Malabsorptive Surgery

Malabsorptive surgeries change how you take in food by giving you a smaller stomach and bypassing part of your digestive tract, which makes it harder for your body to absorb calories. Most malabsorptive surgeries use restrictive procedures in combination.

Gastric Bypass

Gastric bypass is the most common type of weight loss surgery. It combines both restrictive and malabsorptive approaches. During the operation, the surgeon divides the stomach into two parts, sealing off the upper section from the lower -- then connects the upper stomach directly to the lower section of the small intestine. Essentially, the surgeon is creating a shortcut for the food, bypassing part of the stomach and the small intestine. Skipping these parts of the digestive tract means that the body absorbs fewer calories.

Weight loss tends to be swift and dramatic. About 50% of it happens in the first six months, and may continue for up to two years after the operation. Because of the rapid weight loss, conditions affected by obesity -- such as diabetes, high blood pressure, high cholesterol, arthritis, sleep apnea, and heartburn -- often get better quickly. Gastric bypass also has good long-term results. Studies have found that many people keep most of the weight off for 10 years or longer.

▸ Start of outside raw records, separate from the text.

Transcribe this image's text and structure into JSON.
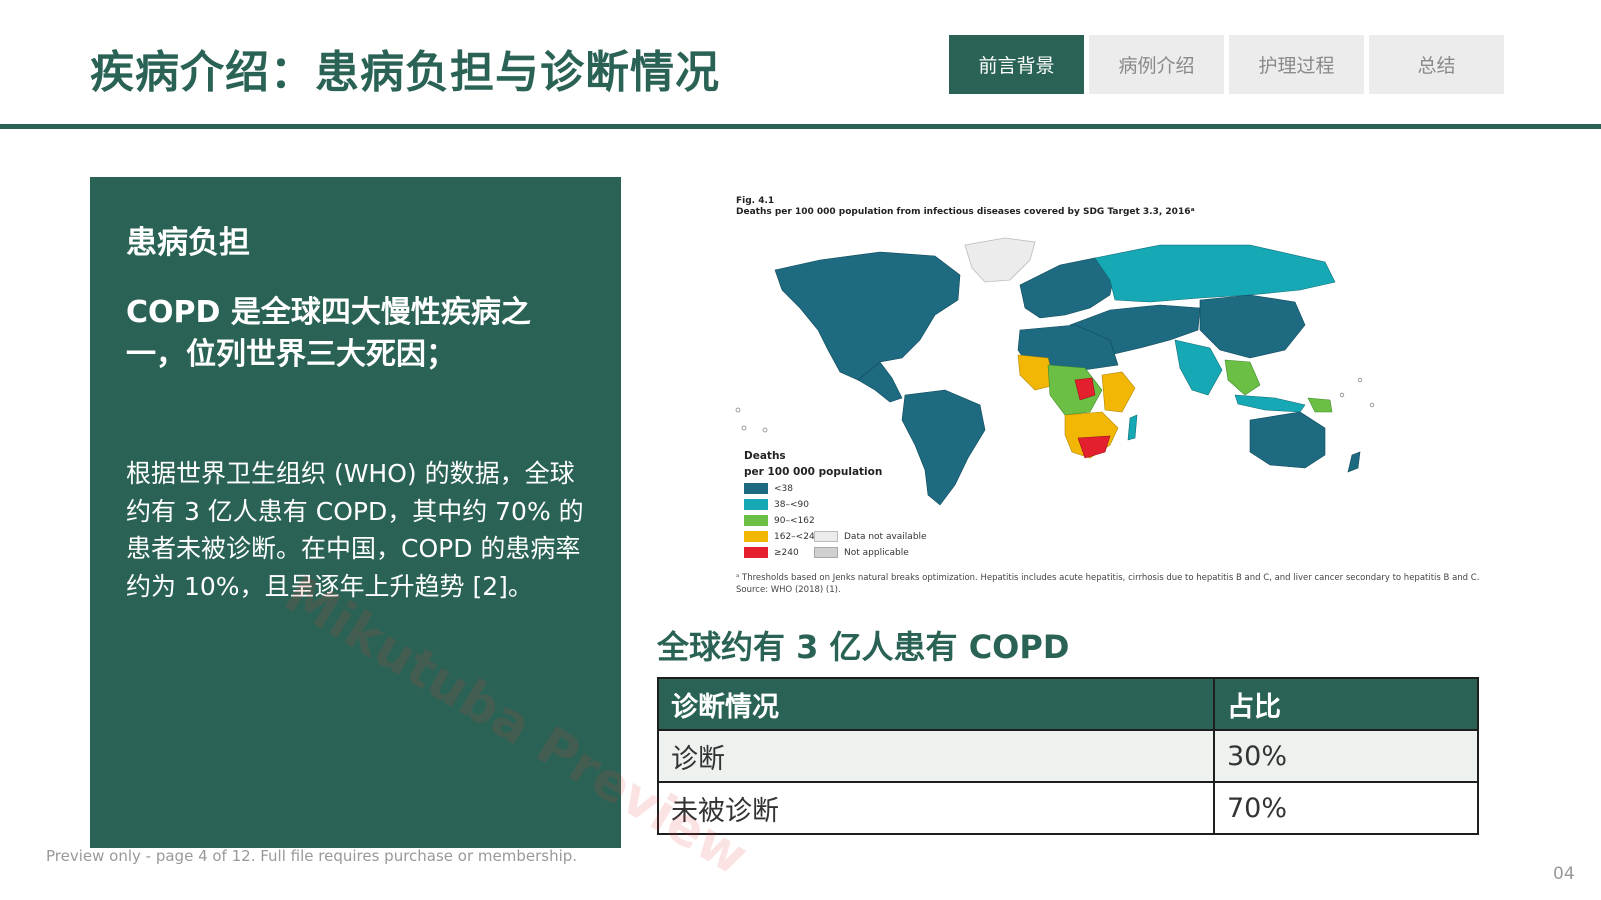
{
  "header": {
    "title": "疾病介绍：患病负担与诊断情况",
    "tabs": [
      {
        "label": "前言背景",
        "active": true
      },
      {
        "label": "病例介绍",
        "active": false
      },
      {
        "label": "护理过程",
        "active": false
      },
      {
        "label": "总结",
        "active": false
      }
    ]
  },
  "left_panel": {
    "heading": "患病负担",
    "lead": "COPD 是全球四大慢性疾病之一，位列世界三大死因；",
    "body": "根据世界卫生组织 (WHO) 的数据，全球约有 3 亿人患有 COPD，其中约 70% 的患者未被诊断。在中国，COPD 的患病率约为 10%，且呈逐年上升趋势 [2]。"
  },
  "figure": {
    "caption_line1": "Fig. 4.1",
    "caption_line2": "Deaths per 100 000 population from infectious diseases covered by SDG Target 3.3, 2016ᵃ",
    "legend_title_1": "Deaths",
    "legend_title_2": "per 100 000 population",
    "legend_items": [
      {
        "label": "<38",
        "color": "#1e6a80"
      },
      {
        "label": "38–<90",
        "color": "#17a8b5"
      },
      {
        "label": "90–<162",
        "color": "#6cbf45"
      },
      {
        "label": "162–<240",
        "color": "#f2b705"
      },
      {
        "label": "≥240",
        "color": "#e4202e"
      }
    ],
    "legend_other": [
      {
        "label": "Data not available",
        "color": "#ececec"
      },
      {
        "label": "Not applicable",
        "color": "#d0d0d0"
      }
    ],
    "footnote_1": "ᵃ Thresholds based on Jenks natural breaks optimization. Hepatitis includes acute hepatitis, cirrhosis due to hepatitis B and C, and liver cancer secondary to hepatitis B and C.",
    "footnote_2": "Source: WHO (2018) (1)."
  },
  "table": {
    "caption": "全球约有 3 亿人患有 COPD",
    "headers": [
      "诊断情况",
      "占比"
    ],
    "rows": [
      [
        "诊断",
        "30%"
      ],
      [
        "未被诊断",
        "70%"
      ]
    ]
  },
  "watermark": "Mikutuba Preview",
  "preview_notice": "Preview only - page 4 of 12. Full file requires purchase or membership.",
  "page_number": "04"
}
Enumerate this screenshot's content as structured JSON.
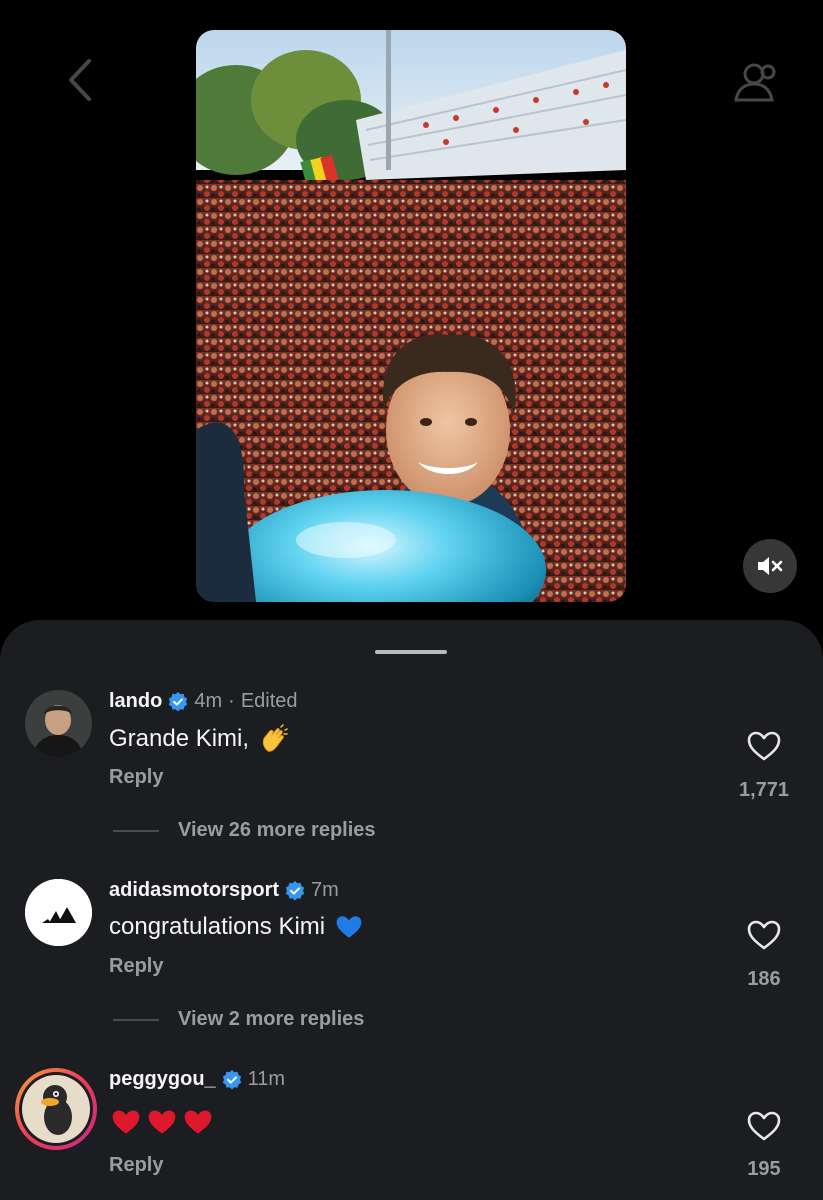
{
  "header": {
    "back_icon": "chevron-left-icon",
    "people_icon": "tag-people-icon"
  },
  "media": {
    "mute_icon": "speaker-muted-icon"
  },
  "comments": [
    {
      "username": "lando",
      "verified": true,
      "time": "4m",
      "edited": "Edited",
      "text": "Grande Kimi,",
      "emoji": "clapping-hands",
      "reply_label": "Reply",
      "likes": "1,771",
      "view_more": "View 26 more replies"
    },
    {
      "username": "adidasmotorsport",
      "verified": true,
      "time": "7m",
      "text": "congratulations Kimi",
      "emoji": "blue-heart",
      "reply_label": "Reply",
      "likes": "186",
      "view_more": "View 2 more replies"
    },
    {
      "username": "peggygou_",
      "verified": true,
      "time": "11m",
      "text": "",
      "emoji": "three-red-hearts",
      "reply_label": "Reply",
      "likes": "195"
    }
  ],
  "colors": {
    "sheet_bg": "#1c1d21",
    "muted_text": "#9b9ca1",
    "verified_blue": "#3797f0",
    "heart_red": "#e0182b",
    "story_ring_start": "#f9a13a",
    "story_ring_end": "#c8298a"
  }
}
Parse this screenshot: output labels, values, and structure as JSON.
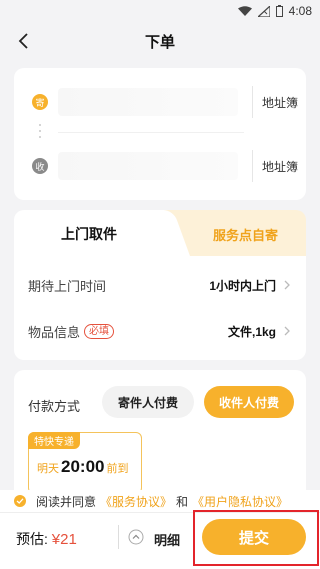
{
  "status_bar": {
    "time": "4:08"
  },
  "nav": {
    "title": "下单"
  },
  "address": {
    "sender_badge": "寄",
    "receiver_badge": "收",
    "book_label": "地址簿"
  },
  "tabs": {
    "door_pickup": "上门取件",
    "self_drop": "服务点自寄"
  },
  "info": {
    "pickup_time_label": "期待上门时间",
    "pickup_time_value": "1小时内上门",
    "item_label": "物品信息",
    "required_tag": "必填",
    "item_value": "文件,1kg"
  },
  "payment": {
    "label": "付款方式",
    "sender_pays": "寄件人付费",
    "receiver_pays": "收件人付费"
  },
  "service": {
    "tag": "特快专递",
    "day": "明天",
    "time": "20:00",
    "suffix": "前到"
  },
  "agreement": {
    "prefix": "阅读并同意",
    "service_link": "《服务协议》",
    "and": "和",
    "privacy_link": "《用户隐私协议》"
  },
  "bottom": {
    "estimate_label": "预估:",
    "price": "¥21",
    "detail": "明细",
    "submit": "提交"
  },
  "colors": {
    "accent": "#f7b12c",
    "price": "#e5513c",
    "highlight": "#e3242b"
  }
}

Biliopancreatic Diversion with Duodenal Switch (BPD/DS)

This surgery combines restrictive and a malabsorptive techniques. The restrictive portion of the surgery involves removing approximately 70% of the stomach. The malabsorptive portion reroutes a lengthy portion of the small intestine, creating two separate pathways and one common channel. The shorter of the two pathways, the digestive loop, takes food from the stomach to the common channel. The much longer pathway, the biliopancreatic loop, carries bile from the liver to the common channel.

The common channel is the portion of small intestine, usually 75-150 centimeters long, in which the contents of the digestive path mix with the bile from the biliopancreatic loop before emptying into the large intestine. The objective of this arrangement is to reduce the amount of time the body has to capture calories from food in the small intestine and to selectively limit the absorption of fat. As a result, following surgery, these patients only absorb approximately 20% of the fat they intake.

The primary advantage of BPD/DS surgery is that its combination of moderate intake restriction with substantial calorie malabsorption results in a higher percentage of excess weight loss versus a purely restrictive gastric bypass for all individuals. And since the stomach pouch is larger than with other bariatric operations, you can eat larger portions than with the gastric bypass or LAP-BAND.

Implantation Surgery

Implanting an electrical device prompts weight loss by interrupting nerve signals between the stomach and the brain.


Minimally invasive, often same-day

vBloc® Therapy is delivered through an implantable device called the Maestro® System. By blocking the signals between your stomach and your brain, the therapy helps controls hunger—meaning you have an active tool to help you make healthier choices.

With vBloc surgery, a device is implanted just under the skin, typically during an outpatient procedure that can be performed as a same-day surgery. Unlike other treatments, vBloc does not prevent nutrient absorption or alter your anatomy. And because the device directly targets your source of hunger, losing weight does not require you change the foods you eat or adopt a low-calorie diet.